SARASOTA, Fla. -- The Orioles' spring training exhibition schedule could be wiped out because of the organization's stance against replacement players, leaving the club's minor-leaguers with a month of intrasquad games.
At least five of the 12 teams scheduled to play Baltimore in spring games have sent letters to the Orioles -- the language virtually identical in each -- asking for clarification on the club's position on the use of replacement players during the baseball strike. Similar letters from the other seven teams scheduled are expected to arrive tomorrow.
The letters state that if the Orioles won't agree to play against replacement players or minor-leaguers with replacement clauses in their contracts, they have until tomorrow to inform the respective teams. If they do so, baseball sources indicate, the games will be canceled. If the Orioles don't respond, the games will be canceled, anyway.
Orioles owner Peter Angelos said last night that he's preparing a response to the letters, to be announced today or tomorrow. But don't expect a change of heart on the issue of replacement players.
"Of course not," said Angelos, who has refused to go along with other owners in using replacement players. "Our policy has been consistent from the start for reasons we have repeatedly stated."
Orioles manager Phil Regan said a team composed of Triple-A and Double-A players, who have been under the supervision of the major-league coaching staff, will move to St. Petersburg on Thursday to begin workouts at the Miller Huggins complex and begin to play intrasquad games, if possible, at Al Lang Stadium.
The letters from the other teams are a response to a letter from Orioles general manager Roland Hemond, sent Feb. 17, that stated the Orioles would not play against teams using replacement players, but would play against those clubs using minor-leaguers under National Association contracts.
Several teams, including the Chicago White Sox and St. Louis Cardinals, initially indicated a willingness to play by the Orioles' rules. But that changed once the matter fell to the Baseball Operations Committee, an arm of the commissioner's office.
Acting commissioner Bud Selig said the course of action "was discussed with the Executive Council, but it really came out of the Operations Committee. . . . And that is appropriate."
The committee dictated the terms of the letter, which, according to sources, asked the Orioles to inform each team sending it if the Orioles' intentions were to refuse to play against replacement players; refuse to play against minor-leaguers with specific contractual stipulations that allowed them to become replacement players; or refuse to play in games at which admission would be charged.
The first of the letters arrived Friday, from the Boston Red Sox, Kansas City Royals and Texas Rangers. Yesterday, the Philadelphia Phillies and White Sox chimed in.
But Orioles assistant GM Frank Robinson said he "assumed" that all the opponents on the schedule would send letters.
"We're going to play, and we're going to play who we want to play," said Phillies GM Lee Thomas, whose team is scheduled to open against the Orioles on Friday in Clearwater. "We're not going to play under [the Orioles'] conditions."
Rangers GM Doug Melvin said, "We couldn't play the games because we weren't prepared to play under their conditions.
"It was a pretty standard letter.
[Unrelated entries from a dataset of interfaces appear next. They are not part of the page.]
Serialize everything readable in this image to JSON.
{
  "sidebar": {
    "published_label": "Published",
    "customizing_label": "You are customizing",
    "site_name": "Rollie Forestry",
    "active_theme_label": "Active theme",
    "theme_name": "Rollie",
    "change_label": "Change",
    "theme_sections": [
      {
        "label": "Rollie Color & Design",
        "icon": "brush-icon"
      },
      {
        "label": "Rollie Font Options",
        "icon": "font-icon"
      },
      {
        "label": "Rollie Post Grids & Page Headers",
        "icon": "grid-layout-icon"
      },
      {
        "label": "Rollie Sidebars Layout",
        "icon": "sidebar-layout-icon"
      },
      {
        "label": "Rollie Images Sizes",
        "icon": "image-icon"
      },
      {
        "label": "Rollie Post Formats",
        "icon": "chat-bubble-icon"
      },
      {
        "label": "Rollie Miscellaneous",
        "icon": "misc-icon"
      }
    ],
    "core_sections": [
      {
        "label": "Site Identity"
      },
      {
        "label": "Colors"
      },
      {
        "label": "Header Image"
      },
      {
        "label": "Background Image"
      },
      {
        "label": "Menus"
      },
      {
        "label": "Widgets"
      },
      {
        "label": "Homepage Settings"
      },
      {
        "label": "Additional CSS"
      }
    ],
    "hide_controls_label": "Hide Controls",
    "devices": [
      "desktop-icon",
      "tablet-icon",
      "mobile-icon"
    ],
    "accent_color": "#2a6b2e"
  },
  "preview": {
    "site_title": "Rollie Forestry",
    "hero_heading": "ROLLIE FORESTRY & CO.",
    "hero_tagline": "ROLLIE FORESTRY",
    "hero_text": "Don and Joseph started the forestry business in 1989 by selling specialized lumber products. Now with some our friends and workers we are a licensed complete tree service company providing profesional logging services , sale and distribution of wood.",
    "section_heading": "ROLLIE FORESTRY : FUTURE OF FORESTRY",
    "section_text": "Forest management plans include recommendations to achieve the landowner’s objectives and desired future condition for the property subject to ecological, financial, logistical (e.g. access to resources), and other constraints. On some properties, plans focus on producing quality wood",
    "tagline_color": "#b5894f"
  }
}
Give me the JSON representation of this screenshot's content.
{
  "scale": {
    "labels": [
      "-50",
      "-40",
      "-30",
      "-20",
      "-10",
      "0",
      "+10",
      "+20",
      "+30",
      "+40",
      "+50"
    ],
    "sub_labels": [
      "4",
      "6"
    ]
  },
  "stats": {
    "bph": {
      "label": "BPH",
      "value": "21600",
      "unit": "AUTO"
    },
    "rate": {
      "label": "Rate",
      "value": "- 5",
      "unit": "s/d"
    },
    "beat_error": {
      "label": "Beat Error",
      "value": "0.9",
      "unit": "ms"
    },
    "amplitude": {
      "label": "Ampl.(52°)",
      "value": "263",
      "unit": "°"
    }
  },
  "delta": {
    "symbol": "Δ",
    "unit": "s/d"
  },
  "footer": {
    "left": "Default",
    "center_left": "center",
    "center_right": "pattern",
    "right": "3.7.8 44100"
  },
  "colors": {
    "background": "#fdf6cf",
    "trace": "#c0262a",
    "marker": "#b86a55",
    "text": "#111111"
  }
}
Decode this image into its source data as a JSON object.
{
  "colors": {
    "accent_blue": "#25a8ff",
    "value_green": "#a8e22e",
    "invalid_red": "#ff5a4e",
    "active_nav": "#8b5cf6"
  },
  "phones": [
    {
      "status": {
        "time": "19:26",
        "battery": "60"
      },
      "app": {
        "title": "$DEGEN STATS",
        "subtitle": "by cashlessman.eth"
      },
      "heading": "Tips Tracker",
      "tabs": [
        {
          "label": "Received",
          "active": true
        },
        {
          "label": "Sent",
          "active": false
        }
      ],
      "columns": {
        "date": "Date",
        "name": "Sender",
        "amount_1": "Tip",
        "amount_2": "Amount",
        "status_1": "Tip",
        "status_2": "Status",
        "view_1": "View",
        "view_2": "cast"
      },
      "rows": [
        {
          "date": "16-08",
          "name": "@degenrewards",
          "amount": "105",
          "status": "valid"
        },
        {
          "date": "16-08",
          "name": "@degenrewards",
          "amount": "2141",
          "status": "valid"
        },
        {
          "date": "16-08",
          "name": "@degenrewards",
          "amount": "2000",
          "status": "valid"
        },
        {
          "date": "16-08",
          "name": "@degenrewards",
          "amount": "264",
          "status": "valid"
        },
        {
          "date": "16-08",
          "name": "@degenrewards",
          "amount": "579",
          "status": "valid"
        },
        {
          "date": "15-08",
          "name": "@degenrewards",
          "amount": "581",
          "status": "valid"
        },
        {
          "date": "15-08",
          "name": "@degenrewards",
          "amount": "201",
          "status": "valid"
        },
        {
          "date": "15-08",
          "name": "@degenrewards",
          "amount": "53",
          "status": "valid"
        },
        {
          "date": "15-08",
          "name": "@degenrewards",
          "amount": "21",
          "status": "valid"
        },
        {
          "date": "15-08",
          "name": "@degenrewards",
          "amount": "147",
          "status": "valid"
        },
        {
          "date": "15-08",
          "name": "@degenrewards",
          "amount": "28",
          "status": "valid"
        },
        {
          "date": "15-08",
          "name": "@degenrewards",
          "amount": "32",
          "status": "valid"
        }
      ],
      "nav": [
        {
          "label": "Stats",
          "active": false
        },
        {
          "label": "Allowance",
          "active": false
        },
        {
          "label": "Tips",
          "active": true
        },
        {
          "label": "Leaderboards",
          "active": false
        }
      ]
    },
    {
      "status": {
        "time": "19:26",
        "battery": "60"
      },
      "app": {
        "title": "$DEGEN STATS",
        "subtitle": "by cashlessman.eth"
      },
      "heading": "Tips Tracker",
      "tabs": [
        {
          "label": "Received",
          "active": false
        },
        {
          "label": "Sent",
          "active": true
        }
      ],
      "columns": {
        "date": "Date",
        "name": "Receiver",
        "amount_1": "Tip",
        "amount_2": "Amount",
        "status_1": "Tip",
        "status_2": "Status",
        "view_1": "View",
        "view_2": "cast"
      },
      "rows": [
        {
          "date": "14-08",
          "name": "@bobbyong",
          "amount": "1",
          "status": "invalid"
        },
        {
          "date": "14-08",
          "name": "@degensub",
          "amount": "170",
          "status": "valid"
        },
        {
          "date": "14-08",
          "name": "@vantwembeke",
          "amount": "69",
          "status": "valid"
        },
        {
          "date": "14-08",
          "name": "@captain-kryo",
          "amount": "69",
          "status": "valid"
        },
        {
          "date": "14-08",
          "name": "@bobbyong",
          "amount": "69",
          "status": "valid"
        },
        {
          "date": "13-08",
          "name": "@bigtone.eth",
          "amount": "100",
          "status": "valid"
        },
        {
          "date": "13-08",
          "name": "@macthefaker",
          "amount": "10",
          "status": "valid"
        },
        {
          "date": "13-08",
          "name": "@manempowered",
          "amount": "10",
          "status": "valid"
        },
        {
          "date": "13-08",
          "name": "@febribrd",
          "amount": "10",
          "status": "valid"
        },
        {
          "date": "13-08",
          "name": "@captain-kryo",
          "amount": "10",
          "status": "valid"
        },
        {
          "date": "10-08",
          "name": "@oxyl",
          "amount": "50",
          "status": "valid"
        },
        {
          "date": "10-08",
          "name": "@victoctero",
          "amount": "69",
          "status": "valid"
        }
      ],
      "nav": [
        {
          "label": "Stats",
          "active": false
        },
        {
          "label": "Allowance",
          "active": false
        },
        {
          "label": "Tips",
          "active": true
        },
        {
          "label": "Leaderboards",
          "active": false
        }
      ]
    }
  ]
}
I think that all the clubs felt that way . . . that they couldn't play under the conditions that [the Orioles] have asked for."
Even if the strike ends soon enough to play exhibition games with major-leaguers, the Orioles could be shut out. Cardinals GM Walt Jocketty said he expected to hear some directive from Major League Baseball tomorrow on how to fill the empty dates of his exhibition schedule. The Cardinals, Jocketty said, hope to play the Phillies on March 3 and schedule the Cleveland Indians in place of the Orioles on March 4.
If opposing clubs fill in their dates and refuse to reschedule the Orioles when and if the strike ends -- and given the current animosity toward the Orioles, that seems a distinct possibility -- Angelos' major-leaguers could do nothing more than play intrasquad games.
Angelos said if that turns out to be the case, the resolution of the strike "will easily offset" any scheduling problems created by his policy against replacement players.
Phyllis Merhige, vice president of media affairs for the American League, said she knew of no way baseball could prevent the Orioles from playing intrasquad games at Al Lang Stadium.
"Major League Baseball does not have jurisdiction here," Merhige said. "Generally, this is between the team and the [operators of] the site."
Regan said he was expecting the cancellations.
"We'll just do whatever we can," Regan said. "I was feeling if the strike wasn't settled, we weren't going to play those games."